I need no persuading that there is a deeply rooted sexism at the heart of much of modern life. A recent article by Jennifer Chubb and Gemma Derrick examines one small part of academic publishing, impact assessment for research projects, as measured by the funding councils, and look for examples of gender bias. They call it “impact a-gender”, and they find plenty of evidence to support their case. They claim that the achievements of female researchers are marginalised because research impact is measured along gender lines.
Their evidence is a series of interviews with academics. From these interviews, the authors claims that regardless of the interviewee’s gender, there are gendered orientations to impact.
To exemplify the gendered orientation, they find that “researchers … used terms such as ‘hard’ (masculine) or ‘soft’ (feminine) when talking about types of impact created. By ‘soft’, they give one quote: “Stuff that’s on a flaky edge – it’s very much about social engagement” (words of a male researcher). From this, they state the word “impact … is to some extent burdened with gendered connotations of ‘force’ and ‘weight’.”
They claim academics are pressured to “more masculine notions of academic productivity (for men) or towards soft notions of academic productivity i.e. public outreach (for women).
Once you have divided the academic research world into two camps, ‘male’ leading to impacts such as licensing or spin-outs, and female leading to public engagement. At this rate, public engagement becomes almost questionable – why bother, when you can do something male like create a spin-out from your research?
Their recommendation is that we should all “reflect on our scholarly norms of intellectual practice … and question our assumptions and prejudices.”
The authors find more evidence of gender stereotyping in attitudes to impact: males tend to identify a single “champion”, while females stress “team players”.

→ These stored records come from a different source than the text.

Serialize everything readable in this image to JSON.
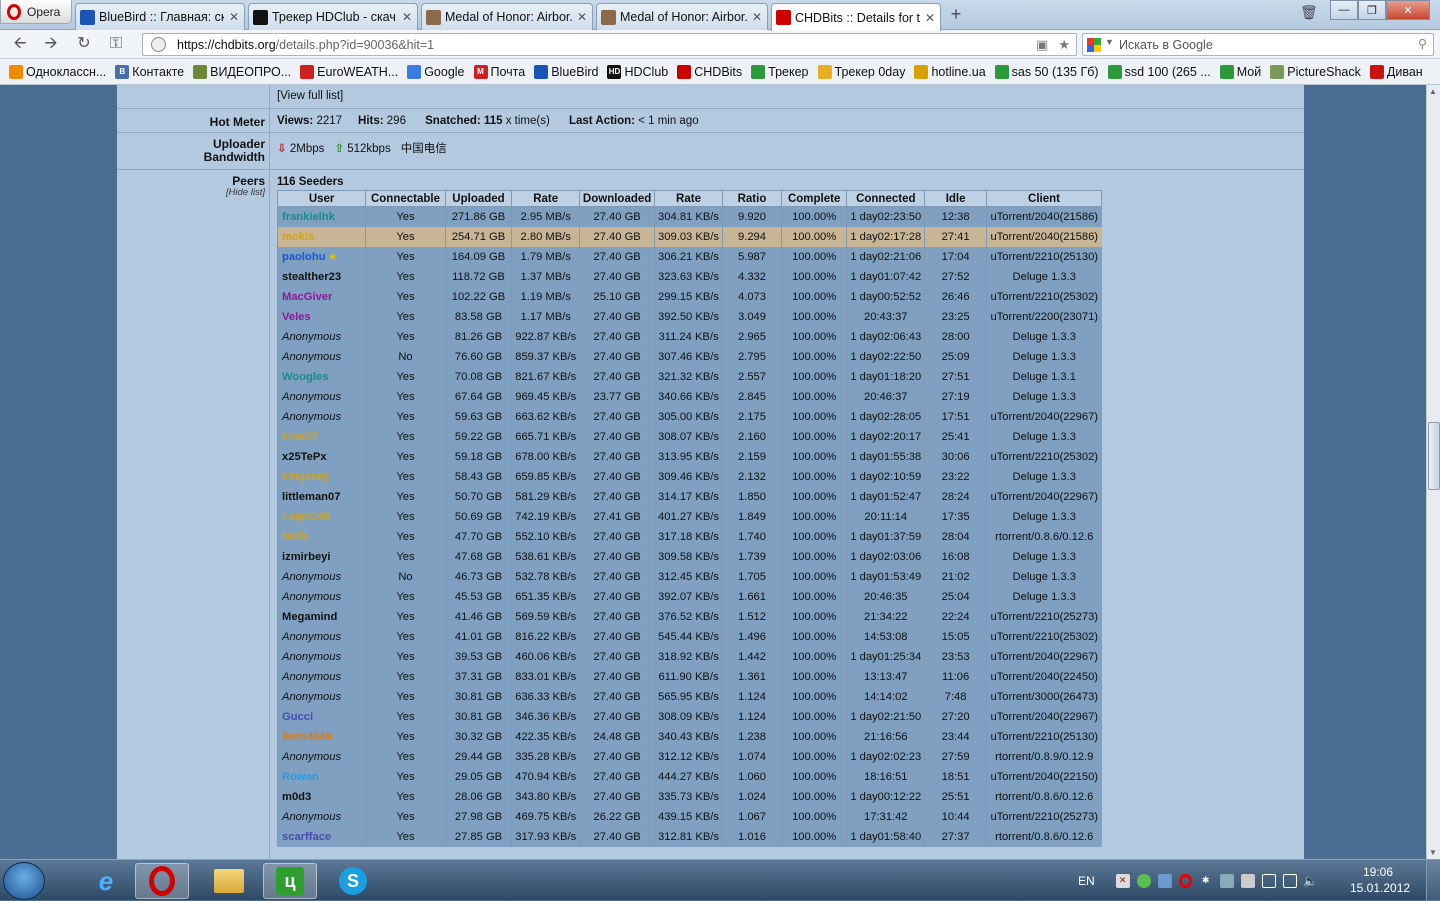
{
  "browser": {
    "menu_label": "Opera",
    "tabs": [
      {
        "label": "BlueBird :: Главная: ск...",
        "icon": "bluebird-icon",
        "icon_color": "#1a55b5"
      },
      {
        "label": "Трекер HDClub - скач...",
        "icon": "hdclub-icon",
        "icon_color": "#111111"
      },
      {
        "label": "Medal of Honor: Airbor...",
        "icon": "page-icon",
        "icon_color": "#8a6a4a"
      },
      {
        "label": "Medal of Honor: Airbor...",
        "icon": "page-icon",
        "icon_color": "#8a6a4a"
      },
      {
        "label": "CHDBits :: Details for to...",
        "icon": "chdbits-icon",
        "icon_color": "#cc0000"
      }
    ],
    "url_host": "https://chdbits.org",
    "url_path": "/details.php?id=90036&hit=1",
    "search_placeholder": "Искать в Google",
    "bookmarks": [
      {
        "label": "Одноклассн...",
        "icon_color": "#f08a00"
      },
      {
        "label": "Контакте",
        "icon_color": "#4a6ea8",
        "glyph": "B"
      },
      {
        "label": "ВИДЕОПРО...",
        "icon_color": "#6a8a3a"
      },
      {
        "label": "EuroWEATH...",
        "icon_color": "#d02020"
      },
      {
        "label": "Google",
        "icon_color": "#3a7de0"
      },
      {
        "label": "Почта",
        "icon_color": "#d02020",
        "glyph": "M"
      },
      {
        "label": "BlueBird",
        "icon_color": "#1a55b5"
      },
      {
        "label": "HDClub",
        "icon_color": "#111111",
        "glyph": "HD"
      },
      {
        "label": "CHDBits",
        "icon_color": "#cc0000"
      },
      {
        "label": "Трекер",
        "icon_color": "#2a9a3a"
      },
      {
        "label": "Трекер 0day",
        "icon_color": "#e8b020"
      },
      {
        "label": "hotline.ua",
        "icon_color": "#d8a000"
      },
      {
        "label": "sas 50 (135 Гб)",
        "icon_color": "#2a9a3a"
      },
      {
        "label": "ssd 100 (265 ...",
        "icon_color": "#2a9a3a"
      },
      {
        "label": "Мой",
        "icon_color": "#2a9a3a"
      },
      {
        "label": "PictureShack",
        "icon_color": "#7a9a5a"
      },
      {
        "label": "Диван",
        "icon_color": "#cc1111"
      }
    ]
  },
  "torrent_info": {
    "view_full_list": "[View full list]"
  },
  "hot_meter": {
    "label": "Hot Meter",
    "views_label": "Views:",
    "views": "2217",
    "hits_label": "Hits:",
    "hits": "296",
    "snatched_label": "Snatched:",
    "snatched": "115",
    "snatched_suffix": "x time(s)",
    "last_action_label": "Last Action:",
    "last_action": "< 1 min ago"
  },
  "uploader_bandwidth": {
    "label_line1": "Uploader",
    "label_line2": "Bandwidth",
    "down": "2Mbps",
    "up": "512kbps",
    "isp": "中国电信"
  },
  "peers": {
    "label": "Peers",
    "hide_list": "[Hide list]",
    "seeders_title": "116 Seeders",
    "columns": [
      "User",
      "Connectable",
      "Uploaded",
      "Rate",
      "Downloaded",
      "Rate",
      "Ratio",
      "Complete",
      "Connected",
      "Idle",
      "Client"
    ],
    "rows": [
      {
        "user": "frankielhk",
        "color": "#1a8a8a",
        "conn": "Yes",
        "up": "271.86 GB",
        "urate": "2.95 MB/s",
        "down": "27.40 GB",
        "drate": "304.81 KB/s",
        "ratio": "9.920",
        "complete": "100.00%",
        "connected": "1 day02:23:50",
        "idle": "12:38",
        "client": "uTorrent/2040(21586)"
      },
      {
        "user": "mokis",
        "color": "#d4a21a",
        "conn": "Yes",
        "up": "254.71 GB",
        "urate": "2.80 MB/s",
        "down": "27.40 GB",
        "drate": "309.03 KB/s",
        "ratio": "9.294",
        "complete": "100.00%",
        "connected": "1 day02:17:28",
        "idle": "27:41",
        "client": "uTorrent/2040(21586)",
        "highlight": true
      },
      {
        "user": "paolohu",
        "color": "#1a55d0",
        "star": true,
        "conn": "Yes",
        "up": "164.09 GB",
        "urate": "1.79 MB/s",
        "down": "27.40 GB",
        "drate": "306.21 KB/s",
        "ratio": "5.987",
        "complete": "100.00%",
        "connected": "1 day02:21:06",
        "idle": "17:04",
        "client": "uTorrent/2210(25130)"
      },
      {
        "user": "stealther23",
        "color": "#111111",
        "conn": "Yes",
        "up": "118.72 GB",
        "urate": "1.37 MB/s",
        "down": "27.40 GB",
        "drate": "323.63 KB/s",
        "ratio": "4.332",
        "complete": "100.00%",
        "connected": "1 day01:07:42",
        "idle": "27:52",
        "client": "Deluge 1.3.3"
      },
      {
        "user": "MacGiver",
        "color": "#8a1a9a",
        "conn": "Yes",
        "up": "102.22 GB",
        "urate": "1.19 MB/s",
        "down": "25.10 GB",
        "drate": "299.15 KB/s",
        "ratio": "4.073",
        "complete": "100.00%",
        "connected": "1 day00:52:52",
        "idle": "26:46",
        "client": "uTorrent/2210(25302)"
      },
      {
        "user": "Veles",
        "color": "#8a1a9a",
        "conn": "Yes",
        "up": "83.58 GB",
        "urate": "1.17 MB/s",
        "down": "27.40 GB",
        "drate": "392.50 KB/s",
        "ratio": "3.049",
        "complete": "100.00%",
        "connected": "20:43:37",
        "idle": "23:25",
        "client": "uTorrent/2200(23071)"
      },
      {
        "user": "Anonymous",
        "anon": true,
        "conn": "Yes",
        "up": "81.26 GB",
        "urate": "922.87 KB/s",
        "down": "27.40 GB",
        "drate": "311.24 KB/s",
        "ratio": "2.965",
        "complete": "100.00%",
        "connected": "1 day02:06:43",
        "idle": "28:00",
        "client": "Deluge 1.3.3"
      },
      {
        "user": "Anonymous",
        "anon": true,
        "conn": "No",
        "up": "76.60 GB",
        "urate": "859.37 KB/s",
        "down": "27.40 GB",
        "drate": "307.46 KB/s",
        "ratio": "2.795",
        "complete": "100.00%",
        "connected": "1 day02:22:50",
        "idle": "25:09",
        "client": "Deluge 1.3.3"
      },
      {
        "user": "Woogles",
        "color": "#1a8a8a",
        "conn": "Yes",
        "up": "70.08 GB",
        "urate": "821.67 KB/s",
        "down": "27.40 GB",
        "drate": "321.32 KB/s",
        "ratio": "2.557",
        "complete": "100.00%",
        "connected": "1 day01:18:20",
        "idle": "27:51",
        "client": "Deluge 1.3.1"
      },
      {
        "user": "Anonymous",
        "anon": true,
        "conn": "Yes",
        "up": "67.64 GB",
        "urate": "969.45 KB/s",
        "down": "23.77 GB",
        "drate": "340.66 KB/s",
        "ratio": "2.845",
        "complete": "100.00%",
        "connected": "20:46:37",
        "idle": "27:19",
        "client": "Deluge 1.3.3"
      },
      {
        "user": "Anonymous",
        "anon": true,
        "conn": "Yes",
        "up": "59.63 GB",
        "urate": "663.62 KB/s",
        "down": "27.40 GB",
        "drate": "305.00 KB/s",
        "ratio": "2.175",
        "complete": "100.00%",
        "connected": "1 day02:28:05",
        "idle": "17:51",
        "client": "uTorrent/2040(22967)"
      },
      {
        "user": "kros77",
        "color": "#d4a21a",
        "conn": "Yes",
        "up": "59.22 GB",
        "urate": "665.71 KB/s",
        "down": "27.40 GB",
        "drate": "308.07 KB/s",
        "ratio": "2.160",
        "complete": "100.00%",
        "connected": "1 day02:20:17",
        "idle": "25:41",
        "client": "Deluge 1.3.3"
      },
      {
        "user": "x25TePx",
        "color": "#111111",
        "conn": "Yes",
        "up": "59.18 GB",
        "urate": "678.00 KB/s",
        "down": "27.40 GB",
        "drate": "313.95 KB/s",
        "ratio": "2.159",
        "complete": "100.00%",
        "connected": "1 day01:55:38",
        "idle": "30:06",
        "client": "uTorrent/2210(25302)"
      },
      {
        "user": "kingzerg",
        "color": "#d4a21a",
        "conn": "Yes",
        "up": "58.43 GB",
        "urate": "659.85 KB/s",
        "down": "27.40 GB",
        "drate": "309.46 KB/s",
        "ratio": "2.132",
        "complete": "100.00%",
        "connected": "1 day02:10:59",
        "idle": "23:22",
        "client": "Deluge 1.3.3"
      },
      {
        "user": "littleman07",
        "color": "#111111",
        "conn": "Yes",
        "up": "50.70 GB",
        "urate": "581.29 KB/s",
        "down": "27.40 GB",
        "drate": "314.17 KB/s",
        "ratio": "1.850",
        "complete": "100.00%",
        "connected": "1 day01:52:47",
        "idle": "28:24",
        "client": "uTorrent/2040(22967)"
      },
      {
        "user": "LegoCab",
        "color": "#d4a21a",
        "conn": "Yes",
        "up": "50.69 GB",
        "urate": "742.19 KB/s",
        "down": "27.41 GB",
        "drate": "401.27 KB/s",
        "ratio": "1.849",
        "complete": "100.00%",
        "connected": "20:11:14",
        "idle": "17:35",
        "client": "Deluge 1.3.3"
      },
      {
        "user": "Nella",
        "color": "#d4a21a",
        "conn": "Yes",
        "up": "47.70 GB",
        "urate": "552.10 KB/s",
        "down": "27.40 GB",
        "drate": "317.18 KB/s",
        "ratio": "1.740",
        "complete": "100.00%",
        "connected": "1 day01:37:59",
        "idle": "28:04",
        "client": "rtorrent/0.8.6/0.12.6"
      },
      {
        "user": "izmirbeyi",
        "color": "#111111",
        "conn": "Yes",
        "up": "47.68 GB",
        "urate": "538.61 KB/s",
        "down": "27.40 GB",
        "drate": "309.58 KB/s",
        "ratio": "1.739",
        "complete": "100.00%",
        "connected": "1 day02:03:06",
        "idle": "16:08",
        "client": "Deluge 1.3.3"
      },
      {
        "user": "Anonymous",
        "anon": true,
        "conn": "No",
        "up": "46.73 GB",
        "urate": "532.78 KB/s",
        "down": "27.40 GB",
        "drate": "312.45 KB/s",
        "ratio": "1.705",
        "complete": "100.00%",
        "connected": "1 day01:53:49",
        "idle": "21:02",
        "client": "Deluge 1.3.3"
      },
      {
        "user": "Anonymous",
        "anon": true,
        "conn": "Yes",
        "up": "45.53 GB",
        "urate": "651.35 KB/s",
        "down": "27.40 GB",
        "drate": "392.07 KB/s",
        "ratio": "1.661",
        "complete": "100.00%",
        "connected": "20:46:35",
        "idle": "25:04",
        "client": "Deluge 1.3.3"
      },
      {
        "user": "Megamind",
        "color": "#111111",
        "conn": "Yes",
        "up": "41.46 GB",
        "urate": "569.59 KB/s",
        "down": "27.40 GB",
        "drate": "376.52 KB/s",
        "ratio": "1.512",
        "complete": "100.00%",
        "connected": "21:34:22",
        "idle": "22:24",
        "client": "uTorrent/2210(25273)"
      },
      {
        "user": "Anonymous",
        "anon": true,
        "conn": "Yes",
        "up": "41.01 GB",
        "urate": "816.22 KB/s",
        "down": "27.40 GB",
        "drate": "545.44 KB/s",
        "ratio": "1.496",
        "complete": "100.00%",
        "connected": "14:53:08",
        "idle": "15:05",
        "client": "uTorrent/2210(25302)"
      },
      {
        "user": "Anonymous",
        "anon": true,
        "conn": "Yes",
        "up": "39.53 GB",
        "urate": "460.06 KB/s",
        "down": "27.40 GB",
        "drate": "318.92 KB/s",
        "ratio": "1.442",
        "complete": "100.00%",
        "connected": "1 day01:25:34",
        "idle": "23:53",
        "client": "uTorrent/2040(22967)"
      },
      {
        "user": "Anonymous",
        "anon": true,
        "conn": "Yes",
        "up": "37.31 GB",
        "urate": "833.01 KB/s",
        "down": "27.40 GB",
        "drate": "611.90 KB/s",
        "ratio": "1.361",
        "complete": "100.00%",
        "connected": "13:13:47",
        "idle": "11:06",
        "client": "uTorrent/2040(22450)"
      },
      {
        "user": "Anonymous",
        "anon": true,
        "conn": "Yes",
        "up": "30.81 GB",
        "urate": "636.33 KB/s",
        "down": "27.40 GB",
        "drate": "565.95 KB/s",
        "ratio": "1.124",
        "complete": "100.00%",
        "connected": "14:14:02",
        "idle": "7:48",
        "client": "uTorrent/3000(26473)"
      },
      {
        "user": "Gucci",
        "color": "#4a4ab0",
        "conn": "Yes",
        "up": "30.81 GB",
        "urate": "346.36 KB/s",
        "down": "27.40 GB",
        "drate": "308.09 KB/s",
        "ratio": "1.124",
        "complete": "100.00%",
        "connected": "1 day02:21:50",
        "idle": "27:20",
        "client": "uTorrent/2040(22967)"
      },
      {
        "user": "Beto4049",
        "color": "#e07a10",
        "conn": "Yes",
        "up": "30.32 GB",
        "urate": "422.35 KB/s",
        "down": "24.48 GB",
        "drate": "340.43 KB/s",
        "ratio": "1.238",
        "complete": "100.00%",
        "connected": "21:16:56",
        "idle": "23:44",
        "client": "uTorrent/2210(25130)"
      },
      {
        "user": "Anonymous",
        "anon": true,
        "conn": "Yes",
        "up": "29.44 GB",
        "urate": "335.28 KB/s",
        "down": "27.40 GB",
        "drate": "312.12 KB/s",
        "ratio": "1.074",
        "complete": "100.00%",
        "connected": "1 day02:02:23",
        "idle": "27:59",
        "client": "rtorrent/0.8.9/0.12.9"
      },
      {
        "user": "Rowan",
        "color": "#2a9ae0",
        "conn": "Yes",
        "up": "29.05 GB",
        "urate": "470.94 KB/s",
        "down": "27.40 GB",
        "drate": "444.27 KB/s",
        "ratio": "1.060",
        "complete": "100.00%",
        "connected": "18:16:51",
        "idle": "18:51",
        "client": "uTorrent/2040(22150)"
      },
      {
        "user": "m0d3",
        "color": "#111111",
        "conn": "Yes",
        "up": "28.06 GB",
        "urate": "343.80 KB/s",
        "down": "27.40 GB",
        "drate": "335.73 KB/s",
        "ratio": "1.024",
        "complete": "100.00%",
        "connected": "1 day00:12:22",
        "idle": "25:51",
        "client": "rtorrent/0.8.6/0.12.6"
      },
      {
        "user": "Anonymous",
        "anon": true,
        "conn": "Yes",
        "up": "27.98 GB",
        "urate": "469.75 KB/s",
        "down": "26.22 GB",
        "drate": "439.15 KB/s",
        "ratio": "1.067",
        "complete": "100.00%",
        "connected": "17:31:42",
        "idle": "10:44",
        "client": "uTorrent/2210(25273)"
      },
      {
        "user": "scarfface",
        "color": "#4a4ab0",
        "conn": "Yes",
        "up": "27.85 GB",
        "urate": "317.93 KB/s",
        "down": "27.40 GB",
        "drate": "312.81 KB/s",
        "ratio": "1.016",
        "complete": "100.00%",
        "connected": "1 day01:58:40",
        "idle": "27:37",
        "client": "rtorrent/0.8.6/0.12.6"
      }
    ]
  },
  "taskbar": {
    "lang": "EN",
    "time": "19:06",
    "date": "15.01.2012"
  }
}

I haven’t read the full article from which this blog post is an extract, but the blog post does not constitute a valid survey. It is the result of around 170 interviews with academics and evaluators in medicine, health and life sciences, but no quantified results are given. Instead, the authors give just three quotations as the evidence on which they base their argument. The suggestion seems to be that evaluation of research praises licensing and spin-offs more than public engagement. I would like to see the figures for this conclusion; and of course, the impact of a piece of scientific research may be public engagement or spin-offs, depending on the type of research.
Such a study comes dangerously close to reinforcing the very bias it seeks to identify. The world of research can be divided along gender lines, but the implication here that all public engagement is seen as female (and soft, at that). Using this simplistic stereotypical male versus female science, it is easy to continue to imply that perhaps citing someone else’s paper is a gendered activity – looks rather male to me. Perhaps sole authorship of a paper becomes questionable because it is more masculine … perhaps writing a paper with large numbers of authors is more female. Perhaps we should drop the word “impact” as too male, and replace it by something like “collective understanding”.